◆ Your goal ◆
Each line below should be written out exactly, with none skipped.

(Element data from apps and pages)

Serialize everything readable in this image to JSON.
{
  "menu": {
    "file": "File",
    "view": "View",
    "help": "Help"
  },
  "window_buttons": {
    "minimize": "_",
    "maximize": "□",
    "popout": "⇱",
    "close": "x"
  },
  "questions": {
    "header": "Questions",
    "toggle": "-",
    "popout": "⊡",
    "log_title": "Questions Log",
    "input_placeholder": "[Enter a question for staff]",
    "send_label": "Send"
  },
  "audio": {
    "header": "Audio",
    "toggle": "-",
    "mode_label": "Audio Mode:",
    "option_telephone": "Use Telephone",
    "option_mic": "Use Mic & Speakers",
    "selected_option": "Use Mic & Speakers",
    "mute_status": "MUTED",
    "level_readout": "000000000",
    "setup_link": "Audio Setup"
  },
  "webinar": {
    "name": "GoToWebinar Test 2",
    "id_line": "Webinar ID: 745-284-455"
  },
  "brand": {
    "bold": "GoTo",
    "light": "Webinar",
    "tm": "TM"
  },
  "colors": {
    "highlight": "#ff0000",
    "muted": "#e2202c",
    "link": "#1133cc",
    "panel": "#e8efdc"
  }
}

◆ Response below ◆
Serialize everything readable in this image to JSON.
{
  "menu": {
    "file": "File",
    "view": "View",
    "help": "Help"
  },
  "window_buttons": {
    "minimize": "_",
    "maximize": "□",
    "popout": "⇱",
    "close": "x"
  },
  "questions": {
    "header": "Questions",
    "toggle": "-",
    "popout": "⊡",
    "log_title": "Questions Log",
    "input_placeholder": "[Enter a question for staff]",
    "send_label": "Send"
  },
  "audio": {
    "header": "Audio",
    "toggle": "-",
    "mode_label": "Audio Mode:",
    "option_telephone": "Use Telephone",
    "option_mic": "Use Mic & Speakers",
    "selected_option": "Use Mic & Speakers",
    "mute_status": "MUTED",
    "level_readout": "000000000",
    "setup_link": "Audio Setup"
  },
  "webinar": {
    "name": "GoToWebinar Test 2",
    "id_line": "Webinar ID: 745-284-455"
  },
  "brand": {
    "bold": "GoTo",
    "light": "Webinar",
    "tm": "TM"
  },
  "colors": {
    "highlight": "#ff0000",
    "muted": "#e2202c",
    "link": "#1133cc",
    "panel": "#e8efdc"
  }
}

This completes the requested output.